What the task requires: Give the number of lines in the data that contain "handle", and nothing more.

Task data:
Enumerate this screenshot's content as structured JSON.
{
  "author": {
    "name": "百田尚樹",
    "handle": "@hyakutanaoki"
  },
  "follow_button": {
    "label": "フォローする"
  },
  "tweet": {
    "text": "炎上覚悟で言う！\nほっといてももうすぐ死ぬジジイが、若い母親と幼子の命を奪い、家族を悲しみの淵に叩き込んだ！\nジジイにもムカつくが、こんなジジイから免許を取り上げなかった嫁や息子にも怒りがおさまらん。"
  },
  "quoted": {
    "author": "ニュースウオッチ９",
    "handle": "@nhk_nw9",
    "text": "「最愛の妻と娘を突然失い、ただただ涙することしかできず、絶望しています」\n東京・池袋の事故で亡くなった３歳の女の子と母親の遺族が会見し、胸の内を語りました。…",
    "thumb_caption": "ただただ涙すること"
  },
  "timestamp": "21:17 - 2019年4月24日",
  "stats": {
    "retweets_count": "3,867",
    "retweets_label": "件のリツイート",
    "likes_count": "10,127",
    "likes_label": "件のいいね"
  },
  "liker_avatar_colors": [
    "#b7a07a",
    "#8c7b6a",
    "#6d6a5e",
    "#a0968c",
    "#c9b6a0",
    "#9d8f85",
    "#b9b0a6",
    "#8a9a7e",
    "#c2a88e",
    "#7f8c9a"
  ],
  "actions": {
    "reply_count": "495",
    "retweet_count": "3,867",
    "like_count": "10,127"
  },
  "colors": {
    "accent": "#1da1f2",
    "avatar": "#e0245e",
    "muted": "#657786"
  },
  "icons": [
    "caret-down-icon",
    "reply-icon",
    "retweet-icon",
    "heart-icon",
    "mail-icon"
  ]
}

Solution to this task: 2